Let me clarify a bit more – as we navigate the course of our lives through its ups and downs, we end up catering to other peoples’ wishes and ignore our own goals and priorities in life. This happens when we are fixated on others (and that include your own immediate family members), worried that if we do not help out instantaneously, they will not make it. Others also would include friends, extended family, office colleagues, acquaintances, etc., It is important to understand what others want, analyze whether you can be of assistance in a particular situation, extend the necessary help (financial, moral, physical support) as needed, and do all this without any expectation of any kind of return for oneself.

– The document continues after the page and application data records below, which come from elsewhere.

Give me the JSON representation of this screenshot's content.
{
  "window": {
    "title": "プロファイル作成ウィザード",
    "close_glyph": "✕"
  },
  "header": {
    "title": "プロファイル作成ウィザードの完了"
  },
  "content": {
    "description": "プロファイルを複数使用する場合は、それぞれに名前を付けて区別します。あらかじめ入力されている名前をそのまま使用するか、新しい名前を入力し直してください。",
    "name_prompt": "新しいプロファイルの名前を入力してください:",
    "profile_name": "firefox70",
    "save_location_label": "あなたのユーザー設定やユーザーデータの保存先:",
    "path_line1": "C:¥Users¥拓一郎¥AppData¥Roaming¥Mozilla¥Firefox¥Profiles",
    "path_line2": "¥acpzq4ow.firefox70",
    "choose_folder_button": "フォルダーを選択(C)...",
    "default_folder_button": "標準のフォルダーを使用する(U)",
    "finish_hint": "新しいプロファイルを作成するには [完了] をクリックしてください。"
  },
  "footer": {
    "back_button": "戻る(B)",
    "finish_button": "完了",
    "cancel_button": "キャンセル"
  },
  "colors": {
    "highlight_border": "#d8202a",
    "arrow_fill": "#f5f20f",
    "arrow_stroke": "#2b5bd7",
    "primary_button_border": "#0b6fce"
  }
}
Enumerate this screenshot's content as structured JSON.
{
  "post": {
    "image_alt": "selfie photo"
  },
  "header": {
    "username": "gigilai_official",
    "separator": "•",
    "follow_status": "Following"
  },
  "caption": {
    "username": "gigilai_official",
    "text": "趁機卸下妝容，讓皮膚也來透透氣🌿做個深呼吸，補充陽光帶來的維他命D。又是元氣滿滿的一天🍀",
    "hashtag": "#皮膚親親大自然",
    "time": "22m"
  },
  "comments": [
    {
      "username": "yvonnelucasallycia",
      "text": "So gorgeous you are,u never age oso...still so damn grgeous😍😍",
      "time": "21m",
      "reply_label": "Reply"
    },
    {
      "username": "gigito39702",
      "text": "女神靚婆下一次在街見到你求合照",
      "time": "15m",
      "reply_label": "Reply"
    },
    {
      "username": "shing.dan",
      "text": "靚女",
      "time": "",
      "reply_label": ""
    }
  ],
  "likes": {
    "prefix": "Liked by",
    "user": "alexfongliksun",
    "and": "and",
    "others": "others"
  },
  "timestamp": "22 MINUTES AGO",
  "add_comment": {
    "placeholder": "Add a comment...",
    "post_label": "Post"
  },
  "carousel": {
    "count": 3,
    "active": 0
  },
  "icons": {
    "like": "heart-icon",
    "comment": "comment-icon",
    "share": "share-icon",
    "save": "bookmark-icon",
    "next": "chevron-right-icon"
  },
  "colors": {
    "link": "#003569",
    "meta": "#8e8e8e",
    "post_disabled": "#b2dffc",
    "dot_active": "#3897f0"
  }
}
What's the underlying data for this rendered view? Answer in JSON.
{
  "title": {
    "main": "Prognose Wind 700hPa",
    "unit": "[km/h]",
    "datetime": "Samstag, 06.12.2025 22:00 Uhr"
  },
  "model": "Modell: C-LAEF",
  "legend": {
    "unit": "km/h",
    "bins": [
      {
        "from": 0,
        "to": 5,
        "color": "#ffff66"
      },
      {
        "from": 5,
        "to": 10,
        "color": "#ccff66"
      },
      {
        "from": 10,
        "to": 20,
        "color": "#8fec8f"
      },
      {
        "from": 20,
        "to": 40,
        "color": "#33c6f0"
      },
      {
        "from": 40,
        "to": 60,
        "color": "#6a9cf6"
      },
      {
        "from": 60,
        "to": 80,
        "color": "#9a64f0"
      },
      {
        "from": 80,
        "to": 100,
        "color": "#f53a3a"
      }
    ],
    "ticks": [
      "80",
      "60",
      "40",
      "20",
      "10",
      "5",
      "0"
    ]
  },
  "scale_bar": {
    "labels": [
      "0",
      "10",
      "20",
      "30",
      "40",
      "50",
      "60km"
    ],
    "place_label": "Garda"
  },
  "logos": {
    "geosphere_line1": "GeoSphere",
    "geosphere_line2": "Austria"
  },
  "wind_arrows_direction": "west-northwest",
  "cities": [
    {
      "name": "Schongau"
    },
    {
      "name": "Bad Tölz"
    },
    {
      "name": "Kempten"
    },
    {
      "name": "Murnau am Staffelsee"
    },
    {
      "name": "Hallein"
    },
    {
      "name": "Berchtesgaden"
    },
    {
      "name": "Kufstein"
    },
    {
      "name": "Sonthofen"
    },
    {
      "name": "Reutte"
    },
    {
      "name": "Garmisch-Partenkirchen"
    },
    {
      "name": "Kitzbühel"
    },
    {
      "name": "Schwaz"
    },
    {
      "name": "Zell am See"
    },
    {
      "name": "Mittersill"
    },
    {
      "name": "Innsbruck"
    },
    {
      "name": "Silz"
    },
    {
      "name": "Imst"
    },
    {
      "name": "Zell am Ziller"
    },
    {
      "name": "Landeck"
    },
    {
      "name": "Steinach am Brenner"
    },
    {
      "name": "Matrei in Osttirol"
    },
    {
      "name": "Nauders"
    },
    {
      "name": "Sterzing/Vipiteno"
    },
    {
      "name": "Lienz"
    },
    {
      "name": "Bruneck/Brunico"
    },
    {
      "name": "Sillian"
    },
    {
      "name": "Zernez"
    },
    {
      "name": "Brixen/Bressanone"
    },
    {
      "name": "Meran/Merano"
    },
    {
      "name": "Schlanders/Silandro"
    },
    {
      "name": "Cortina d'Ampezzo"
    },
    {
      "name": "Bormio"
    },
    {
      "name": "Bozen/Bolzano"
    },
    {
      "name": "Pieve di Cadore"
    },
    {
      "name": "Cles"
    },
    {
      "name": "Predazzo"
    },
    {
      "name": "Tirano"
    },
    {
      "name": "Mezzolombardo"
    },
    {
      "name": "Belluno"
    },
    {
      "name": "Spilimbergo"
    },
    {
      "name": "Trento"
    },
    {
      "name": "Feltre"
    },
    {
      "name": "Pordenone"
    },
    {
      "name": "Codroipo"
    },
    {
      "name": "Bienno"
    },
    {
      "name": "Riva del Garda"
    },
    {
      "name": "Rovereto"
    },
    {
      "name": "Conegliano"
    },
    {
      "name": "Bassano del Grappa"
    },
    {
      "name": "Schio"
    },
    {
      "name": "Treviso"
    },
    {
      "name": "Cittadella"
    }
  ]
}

However, if we continue doing this “assistance” to others on a running basis, it is possible that we will miss focusing on our own needs and priorities. One thing I always tell my friends is that there is an acute need to invest in ourselves, and I have seen less than 2% of my circle of friends investing in themselves. This is not any selfish motive playing out in our life – it is establishing your own goals and priorities clearly by writing these down (these goals and priorities undergo changes almost every year), and identifying methods to achieve the same. If these can be achieved while also helping every individual who needs your assistance, then that is fantastic – but that is never the case in reality.
So, here comes the challenge – how do you turn down simple requests for help from your son or daughter, or from your uncle or aunt, or even from your wife or mother? Not every one, even in your own household, understand your goals and priorities (though that is probably because you have not taken the trouble of communicating to them for whatever personal reasons). That would mean a simple thing – they look at you, see you relatively “free”, and ask you to do something. In all probability, you would help as that is most peoples’ nature. A similar kind of thing plays out when you are asked to help out an office colleague, or when an old friend seeks your help from out of the blue.
I was personally “driven” by myself for most of my life, but I also offered to help where I can. However, I do not wish to be “driven” by others to the detriment of not achieving what I have set out to do on a particular day, week or month, in pursuit of my goals and priorities. It took me a long while in life to say “NO” to others, simply because I wanted to help. I always tried to say “YES”, and sometimes I messed up in the execution of the committed activity, due mostly to conflicting priorities. Others who seek your support do not understand what you want to do. They probably think you have a lot of time, or a variety of skills, or significant resources to help solve their problems.
I am not running away from making a commitment, but I am very clear now that the FIRST priority in life is my own priorities and their achievement in the timeframe I had set out for the same. Clarity in mind helps, and eventually translates to clarity in action. This is not selfish behaviour. Everyone should have a written down list of key goals and priorities in their respective lives, and should stand up to execute the same as personally committed to oneself.
Is there anything wrong with that approach?
No, none to my mind.
One should have the personal conviction to carry out one’s responsibilities and achieve his/her goals and priorities. The priorities could include an ordered sequence of things or actions that could apply to others in your life, so that is all good. I see “conviction” lacking in most people I come across, and also I see lack of “investment” in oneself – this is not wearing high end suits or watches or shoes, but to constantly upskill oneself in the pursuit that one wants to pursue. It might require training, networking, attending workshops, online programs, and what not. But in this case, you are not working on a deal or anyone else, you are working on yourself which is very challenging, given that most of us have a rather high opinion of ourselves.
So, in a nutshell, I would summarize as follows:
- draw up a list of goals and priorities for 2018, and revise it atleast every quarter
- identify which goal will be the most important to achieve – the one that would please you the most
- take actions to achieve the prioritized goal in the timeframe which you have envisaged
- track your progress every week
- “invest” on yourself
- explain the above to your spouse as there should be no misunderstanding when you say a “NO” to a request for help
- check always to see if you can assist others when they seek help, but keep in mind that your first commitment is to your priorities in life
I have tried to capture what I have been thinking for a while. Hope this helps my audience in some way. I would encourage you all to think for yourself before putting any plan into action – it is critical to understand fully the challenges and implications for yourself. “Success” is accomplished when you achieve your set goals in the timeframe you have decided. All the Best,
16th December 2017